Second, all whole hams have a color-coded label indicating, purity of race and what they were fed. I recommend you buy these as you can see this label. If you’re getting your ham from a well-respected butcher, they will cut/slice as much ham as you want and then vacuum-seal it for better transportation and storing.

A piece of Jamón with black label means that it comes from 100% Iberian pig and acorn fed. The red label means that the pig has at least 50%-75% purity of race and is free-range acorn-fed. Green label means that the pig has been fed grains, but in fields, therefore, it has had some exercise and intramuscular fat. Lastly, you will find white label, which means the pig has been fed grains in an intensive manner, without ever seeing a field or an acorn. Evidently this is the most common and cheapest ham, and it doesn’t mean that it is bad, but you better know your facts before heading to the store and spending a big chunk of money on a ham that might not be to your expectations.

Difference between Jamón and Paletilla or Paleta

Paleta or paletilla is the front leg of the pig. This piece has a different distribution of the fat. It also needs less time to cure as it is smaller, therefore flavors don’t develop as much as in ham. The jamón you buy has to have deep colors in the flesh, and small threads of fat. It should also have small white spots, this is crystalized salt which indicates a longer curation period.

Difference between good and bad cured ham

Grain fed jamón has little intramuscular fat

Since fat is what gives flavor to jamón, you want to see lots of it in small quantities in the flesh as opposed to big lines of fat between muscle. This is what jamón from grain-raised pigs would look like. Also, if you are given a slice to try jamón, test to see if the fat melts between your fingers, like chocolate would. That is what happens with fat from acorn-fed pigs. The fat from lesser quality jamón, will leave your fingers greasy, but will stay more intact.
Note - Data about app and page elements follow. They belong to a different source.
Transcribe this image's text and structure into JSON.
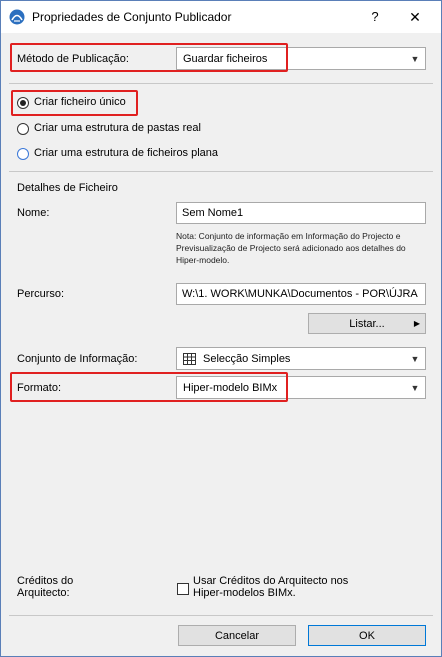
{
  "window": {
    "title": "Propriedades de Conjunto Publicador",
    "help_symbol": "?",
    "close_symbol": "✕"
  },
  "publish_method": {
    "label": "Método de Publicação:",
    "value": "Guardar ficheiros"
  },
  "options": [
    {
      "label": "Criar ficheiro único",
      "selected": true
    },
    {
      "label": "Criar uma estrutura de pastas real",
      "selected": false
    },
    {
      "label": "Criar uma estrutura de ficheiros plana",
      "selected": false
    }
  ],
  "file_details": {
    "heading": "Detalhes de Ficheiro",
    "name_label": "Nome:",
    "name_value": "Sem Nome1",
    "note_line1": "Nota: Conjunto de informação em Informação do Projecto e",
    "note_line2": "Previsualização de Projecto será adicionado aos detalhes do",
    "note_line3": "Hiper-modelo.",
    "path_label": "Percurso:",
    "path_value": "W:\\1. WORK\\MUNKA\\Documentos - POR\\ÚJRA",
    "list_button": "Listar...",
    "info_set_label": "Conjunto de Informação:",
    "info_set_value": "Selecção Simples",
    "format_label": "Formato:",
    "format_value": "Hiper-modelo BIMx"
  },
  "credits": {
    "label_line1": "Créditos do",
    "label_line2": "Arquitecto:",
    "checkbox_line1": "Usar Créditos do Arquitecto nos",
    "checkbox_line2": "Hiper-modelos BIMx.",
    "checked": false
  },
  "buttons": {
    "cancel": "Cancelar",
    "ok": "OK"
  },
  "colors": {
    "highlight": "#e02020",
    "accent": "#0078d7"
  }
}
Once you get back home and want to eat your jamón ibérico and indulge, remember to eat it at room temperature. If you bought it vacuum-sealed, you don’t even have to store it in your fridge, a dark, dry pantry will do just fine.

Malaga’s gastronomy: evolution or revolution?

Up until recently the city of Malaga was somewhere you had to look up on the map to get an idea of where it even was. It was merely a pit-stop on the way to the lazy Costa del Sol beaches. And to be perfectly fair, it was not exactly known as a Michelin-star destination. More →